Yesterday, my husband asked me what my New Year’s resolution was going to be. He was pretty surprised when I told him I didn’t plan on making one. Statistically speaking, only 8% of people who take the time to make a New Year’s resolution actually end up keeping it, so I figured, “why bother?”
Still. I’m a big fan of personal improvement and fresh starts, so I’ve decided to make some social media resolutions for 2017. As a parent, I struggle to find that right balance for my teen with social media: too much social media feels like bad parenting, too little feels like I’m ruining my child’s social life.
It’s a tough balance to strike.
As a user of social media, I enjoy having instant access to information, news and gossip. And as someone who has relocated a lot and relies on social media to bridge the miles between visits, it’s addictive to watch friend’s children grow, change and celebrate milestones.
But social media can have its downsides too: it’s time consuming, it can be depressing, and sometimes (especially where breaking news is concerned) it can be a major distraction.
I view social media as both a.gif"https://www.nowthisis40.com/wp-content/uploads/2017/01/resolution3.png" alt="resolution" width="681" height="681" class="alignright size-full wp-image-1059" >
1. Embrace quality over quanity.
I use different social media channels for different purposes. Twitter is my go-to channel for news. Instagram is where I shop and check to see what positive updates my friends are sharing. Facebook is where I go to hear friends rant (I don’t visit this channel as often).
But let’s face it: life as a mother, daughter and friend is hectic.

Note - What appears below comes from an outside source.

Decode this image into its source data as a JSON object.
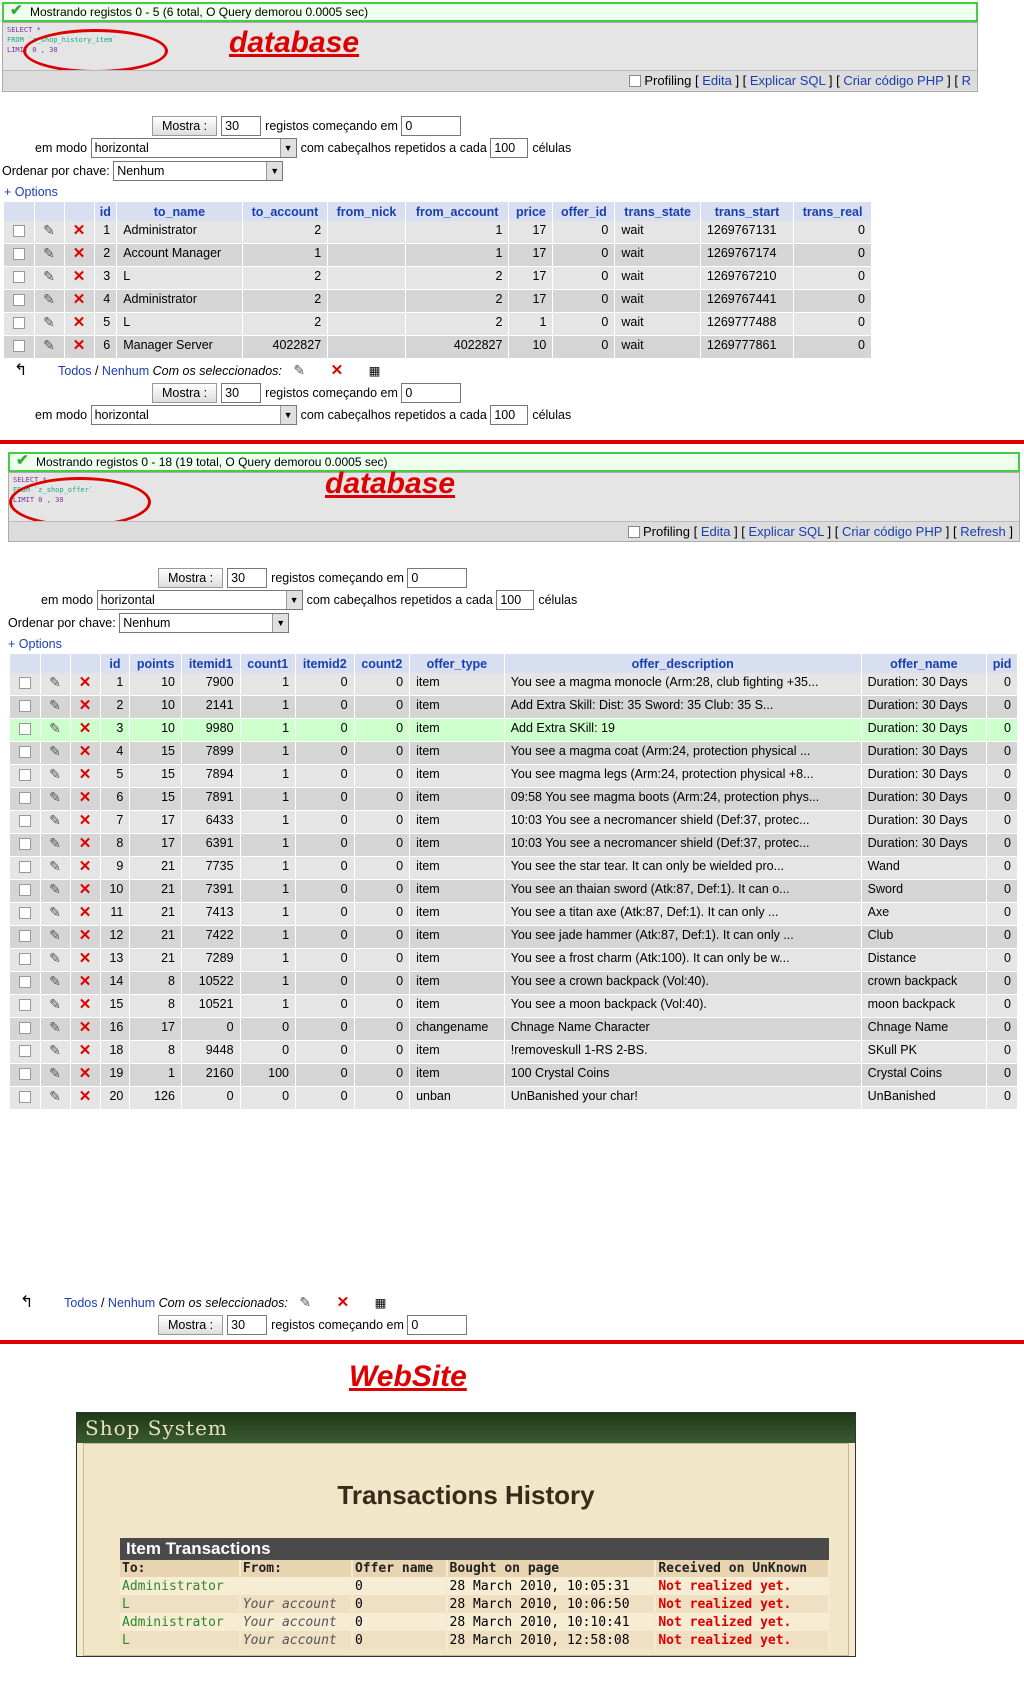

And, social media channels change their algorithims so frequenty that it’s hard to keep up. Often the information I’m most interested in ends up at the bottom of my feed. I’ve found that by following a lot of people that I don’t know or don’t care about, I’m taking energy and effort from those I’m actually interested in engaging with.
This week, I’m going through my friends and follow lists and eliminating people and accounts that drain energy and attention from things I care about like cute babies, weekends at the cabin, and anything animal related!
2.Implement Device-Free Dinners
A few days ago we ate a dinner that took several hours to make. As I looked to my left and right, I saw, two people with phones in their hands. I too, had my phone at the table, beside my plate.
It seems, we are so busy, and so used to being connected, we’re sometimes forgetting to connect.
Apparently, I’m not alone in my conflict and confusion about what to do about technology at the table. Common Sense, an advocacy and education group for parents, conducted a survey and discovered that 35 percent of parents said they’d had an argument about using devices at the dinner table, and 47 percent said that they or a family member had recently taken a device with them to dinner. Citing these statistics, they launched a campaign challenging families to put the devices away at dinner, stay off their phones and talk to one another.
Common Sense has a pledge that you can take, and materials you can download in a toolkit. These material provide a simple starting point if you’re struggling to decide who technology and devices might be regulated during meals.
Last night, we had our first device-free dinner. To my surprise, the no-device policy was strictly enforced by our teenager, who not only policed us on the first day, but the second night as well. The person I anticipated the most resistance from has embraced the policy most vigorously.
It makes me wonder why I didn’t think of this idea sooner–and more empowered to try other things I worry will create conflict or chaos!
3. Learn from others.
Over the last few months, I’ve deveoped a deep passion for podcasts. One of my favorites (no surprise, I’m sure), is my BFF’s podcast. Available on iTunes, her weekly broadcast shares inspirational stories and encourages me to think bigger, dream harder and consider the journeys of others, as I navigate this crazy world.
I’ve also found a great online community of women who encourage and inspire me. Their intelligence, kindness and words of inspiration have encouraged me to step outside my comfort zone. They encourage me to think about issues that are important to me (like education) and consider what I might do to create actionable change in my community–and do something about it.
Having an online community of women who are truly interested in my passions and potential has encouraged me to step outside of my comfort zone and also try things that aren’t a “sure-thing”. My interactions with them are inspirational and I’m excited about what will continue to unfold because of them!
These three social media committments are exactly what I believe a New Year’s resolution should be: something that helps you become a better version of yourself. I’m looking forward to prioritizing people who are important in my feeds, connecting with my family at dinner–IRL and using the internet and its communities to support my personal and professional goals.
I’ll keep you in the loop as I resolve to improve!
It’s really hard to stay away from social media. I often find myself checking Instagram even when I’m watching something on Netflix.